cli·max / ˈklīˌmaks/ • n. the most intense, exciting, or important point of something; a culmination or apex: the climax of her speech. ∎ an orgasm. ∎ Ecol. the final stage in a succession in a given environment, at which a plant community reaches a state of equilibrium: [as adj.] a mixed hardwood climax forest. ∎ Rhetoric a sequence of propositions or ideas in order of increasing importance, force, or effectiveness of expression. • v. [intr.] culminate in an exciting or impressive event; reach a climax. ∎ [tr.] bring (something) to a climax. ∎ have an orgasm.
1. In rhetoric, an ascending series of words, ideas, or events, in which intensity and significance increase step by step: ‘For want of a nail the shoe was lost; for want of a shoe the horse was lost; and for want of a horse the rider was lost’ ( Benjamin Franklin, Poor Richard's Almanack, 1758).
2. In drama, a crisis or moment of decision. In a five-act play, such as Shakespeare's, the climax usually occurs near the end of the third act.
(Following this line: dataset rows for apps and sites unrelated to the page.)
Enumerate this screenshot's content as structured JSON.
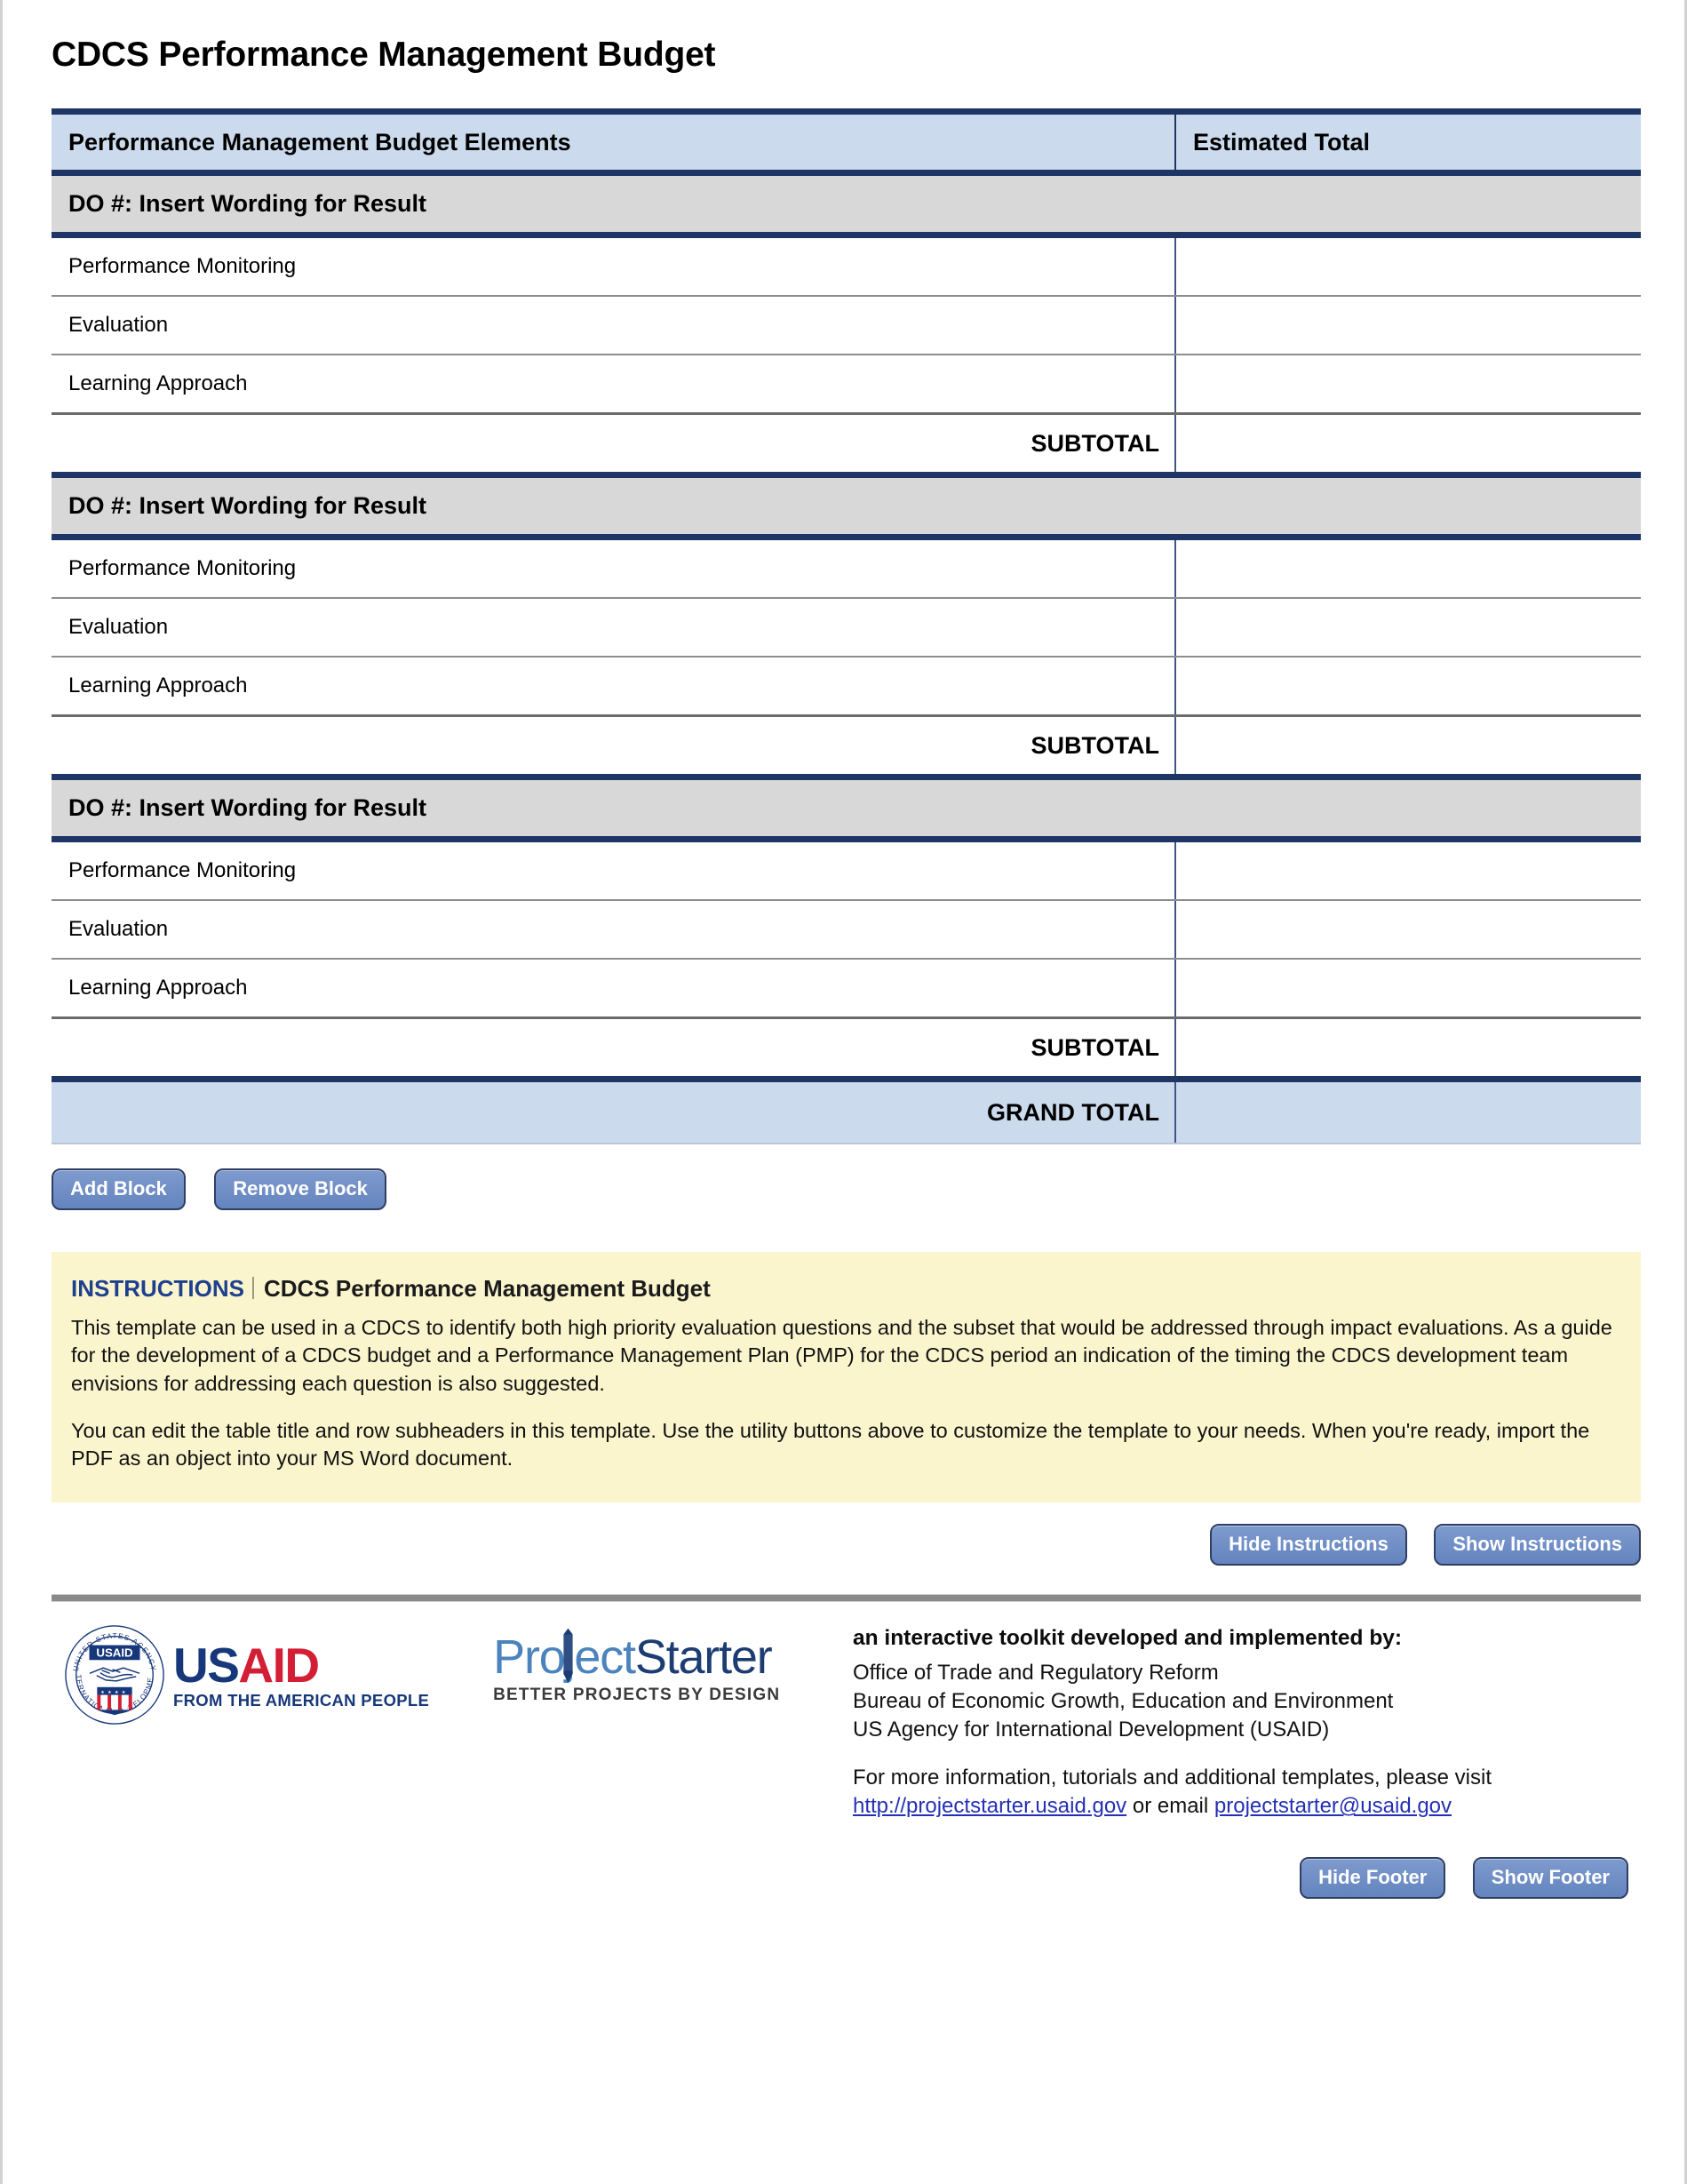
{
  "document": {
    "title": "CDCS Performance Management Budget"
  },
  "table": {
    "columns": [
      "Performance Management Budget Elements",
      "Estimated Total"
    ],
    "blocks": [
      {
        "heading": "DO #: Insert Wording for Result",
        "rows": [
          "Performance Monitoring",
          "Evaluation",
          "Learning Approach"
        ],
        "subtotal_label": "SUBTOTAL",
        "subtotal_value": ""
      },
      {
        "heading": "DO #: Insert Wording for Result",
        "rows": [
          "Performance Monitoring",
          "Evaluation",
          "Learning Approach"
        ],
        "subtotal_label": "SUBTOTAL",
        "subtotal_value": ""
      },
      {
        "heading": "DO #: Insert Wording for Result",
        "rows": [
          "Performance Monitoring",
          "Evaluation",
          "Learning Approach"
        ],
        "subtotal_label": "SUBTOTAL",
        "subtotal_value": ""
      }
    ],
    "grand_total_label": "GRAND TOTAL",
    "grand_total_value": ""
  },
  "table_buttons": {
    "add_block": "Add Block",
    "remove_block": "Remove Block"
  },
  "instructions": {
    "label": "INSTRUCTIONS",
    "title": "CDCS Performance Management Budget",
    "paragraph1": "This template can be used in a CDCS to identify both high priority evaluation questions and the subset that would be addressed through impact evaluations. As a guide for the development of a CDCS budget and a Performance Management Plan (PMP) for the CDCS period an indication of the timing the CDCS development team envisions for addressing each question is also suggested.",
    "paragraph2": "You can edit the table title and row subheaders in this template. Use the utility buttons above to customize the template to your needs. When you're ready, import the PDF as an object into your MS Word document.",
    "hide_button": "Hide Instructions",
    "show_button": "Show Instructions"
  },
  "footer": {
    "usaid_logo": {
      "word_us": "US",
      "word_aid": "AID",
      "tagline": "FROM THE AMERICAN PEOPLE",
      "seal_top_text": "UNITED STATES AGENCY",
      "seal_bottom_text": "INTERNATIONAL DEVELOPMENT",
      "seal_box_text": "USAID"
    },
    "projectstarter_logo": {
      "part1": "Pr",
      "part2": "oj",
      "part3": "ect",
      "part4": "Starter",
      "tagline": "BETTER PROJECTS BY DESIGN"
    },
    "lead": "an interactive toolkit developed and implemented by:",
    "org_line1": "Office of Trade and Regulatory Reform",
    "org_line2": "Bureau of Economic Growth, Education and Environment",
    "org_line3": "US Agency for International Development (USAID)",
    "more_prefix": "For more information, tutorials and additional templates, please visit ",
    "website": "http://projectstarter.usaid.gov",
    "more_middle": " or email ",
    "email": "projectstarter@usaid.gov",
    "hide_button": "Hide Footer",
    "show_button": "Show Footer"
  },
  "colors": {
    "accent_navy": "#1f3566",
    "header_blue": "#ccdaed",
    "block_gray": "#d8d8d8",
    "button_blue": "#6b8cc4",
    "instructions_yellow": "#faf5cd",
    "link_blue": "#2430b5",
    "usaid_red": "#d31f36",
    "usaid_blue": "#16387a"
  }
}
3. In general usage, the highest or most intense point in an experience or series of events. By implication, anything following a climax is anticlimactic, but a work of literature, a drama, and life itself may sustain a series of minor and major climaxes. Generally, in the 20c, a play, novel, or film ends after its main climax. See ANTICLIMAX.